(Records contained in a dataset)
"""
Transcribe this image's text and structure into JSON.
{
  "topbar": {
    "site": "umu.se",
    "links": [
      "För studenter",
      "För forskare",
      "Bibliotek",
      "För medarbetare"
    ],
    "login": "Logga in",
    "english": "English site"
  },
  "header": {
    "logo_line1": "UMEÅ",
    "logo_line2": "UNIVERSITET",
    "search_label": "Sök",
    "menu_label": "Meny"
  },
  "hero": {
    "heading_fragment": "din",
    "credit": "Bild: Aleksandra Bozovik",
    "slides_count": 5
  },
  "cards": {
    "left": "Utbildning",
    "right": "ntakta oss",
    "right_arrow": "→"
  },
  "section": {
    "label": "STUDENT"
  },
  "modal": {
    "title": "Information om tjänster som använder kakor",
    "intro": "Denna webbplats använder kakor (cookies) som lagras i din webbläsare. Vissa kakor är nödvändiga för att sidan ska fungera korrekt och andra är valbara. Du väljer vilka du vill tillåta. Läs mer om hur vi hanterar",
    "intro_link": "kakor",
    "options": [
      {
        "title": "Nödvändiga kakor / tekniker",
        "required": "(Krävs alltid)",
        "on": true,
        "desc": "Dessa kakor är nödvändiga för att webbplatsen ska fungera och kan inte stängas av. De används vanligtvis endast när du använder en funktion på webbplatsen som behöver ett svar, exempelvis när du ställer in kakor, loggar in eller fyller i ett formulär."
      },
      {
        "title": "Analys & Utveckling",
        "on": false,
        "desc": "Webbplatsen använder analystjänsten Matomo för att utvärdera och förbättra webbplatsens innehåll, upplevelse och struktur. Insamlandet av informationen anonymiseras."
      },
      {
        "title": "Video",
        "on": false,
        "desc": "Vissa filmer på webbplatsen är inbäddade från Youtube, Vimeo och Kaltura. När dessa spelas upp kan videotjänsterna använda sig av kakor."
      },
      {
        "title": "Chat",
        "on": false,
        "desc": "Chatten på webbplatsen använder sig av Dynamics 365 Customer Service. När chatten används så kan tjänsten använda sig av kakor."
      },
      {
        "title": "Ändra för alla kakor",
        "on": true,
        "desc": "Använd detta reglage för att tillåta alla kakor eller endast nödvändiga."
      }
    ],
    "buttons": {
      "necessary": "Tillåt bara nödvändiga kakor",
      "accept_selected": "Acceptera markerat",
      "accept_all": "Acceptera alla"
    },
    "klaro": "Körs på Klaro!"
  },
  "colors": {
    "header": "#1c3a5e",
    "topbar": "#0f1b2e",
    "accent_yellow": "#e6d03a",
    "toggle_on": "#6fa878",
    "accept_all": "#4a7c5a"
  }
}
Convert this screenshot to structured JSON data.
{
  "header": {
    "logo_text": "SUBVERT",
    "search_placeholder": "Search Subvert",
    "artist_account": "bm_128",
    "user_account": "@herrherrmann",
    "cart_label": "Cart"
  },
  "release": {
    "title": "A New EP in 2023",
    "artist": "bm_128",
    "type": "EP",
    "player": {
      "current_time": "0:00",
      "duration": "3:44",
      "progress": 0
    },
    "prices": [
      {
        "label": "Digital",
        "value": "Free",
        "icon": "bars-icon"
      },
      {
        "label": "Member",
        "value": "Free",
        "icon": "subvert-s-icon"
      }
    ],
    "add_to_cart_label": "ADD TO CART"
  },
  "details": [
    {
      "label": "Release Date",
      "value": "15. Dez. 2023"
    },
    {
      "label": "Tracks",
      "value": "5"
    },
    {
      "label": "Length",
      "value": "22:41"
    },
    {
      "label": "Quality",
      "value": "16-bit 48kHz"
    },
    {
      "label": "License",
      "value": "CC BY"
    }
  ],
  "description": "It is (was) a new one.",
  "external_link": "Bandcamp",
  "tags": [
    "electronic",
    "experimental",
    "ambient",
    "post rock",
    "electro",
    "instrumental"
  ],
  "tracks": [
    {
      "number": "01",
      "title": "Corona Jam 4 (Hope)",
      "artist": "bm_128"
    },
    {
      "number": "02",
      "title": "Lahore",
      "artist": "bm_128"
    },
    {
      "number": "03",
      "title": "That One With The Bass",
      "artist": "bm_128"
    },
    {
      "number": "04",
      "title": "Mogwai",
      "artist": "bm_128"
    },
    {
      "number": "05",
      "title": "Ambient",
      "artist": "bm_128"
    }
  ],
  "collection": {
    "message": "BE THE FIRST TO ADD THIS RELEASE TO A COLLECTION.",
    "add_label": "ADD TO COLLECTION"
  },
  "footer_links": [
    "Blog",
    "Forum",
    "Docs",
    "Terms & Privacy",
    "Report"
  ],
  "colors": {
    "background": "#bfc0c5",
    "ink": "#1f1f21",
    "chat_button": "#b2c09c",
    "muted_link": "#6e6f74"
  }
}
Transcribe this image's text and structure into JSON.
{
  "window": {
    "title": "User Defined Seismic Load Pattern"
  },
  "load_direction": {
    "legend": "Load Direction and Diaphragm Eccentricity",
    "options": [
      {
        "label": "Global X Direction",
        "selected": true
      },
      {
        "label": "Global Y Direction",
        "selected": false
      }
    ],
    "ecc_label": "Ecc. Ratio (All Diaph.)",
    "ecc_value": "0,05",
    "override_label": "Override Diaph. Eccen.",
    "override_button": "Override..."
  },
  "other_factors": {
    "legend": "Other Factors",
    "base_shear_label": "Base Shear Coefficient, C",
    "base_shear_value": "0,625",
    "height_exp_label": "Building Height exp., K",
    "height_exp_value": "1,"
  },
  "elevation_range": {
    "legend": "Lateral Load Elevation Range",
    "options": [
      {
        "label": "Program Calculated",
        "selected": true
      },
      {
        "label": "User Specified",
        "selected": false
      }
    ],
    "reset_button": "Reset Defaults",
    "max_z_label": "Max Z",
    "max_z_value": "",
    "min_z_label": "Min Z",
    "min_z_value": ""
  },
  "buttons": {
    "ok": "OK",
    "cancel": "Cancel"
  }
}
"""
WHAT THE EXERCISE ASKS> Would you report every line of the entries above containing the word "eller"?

THE ANSWER>
        "desc": "Dessa kakor är nödvändiga för att webbplatsen ska fungera och kan inte stängas av. De används vanligtvis endast när du använder en funktion på webbplatsen som behöver ett svar, exempelvis när du ställer in kakor, loggar in eller fyller i ett formulär."
        "desc": "Använd detta reglage för att tillåta alla kakor eller endast nödvändiga."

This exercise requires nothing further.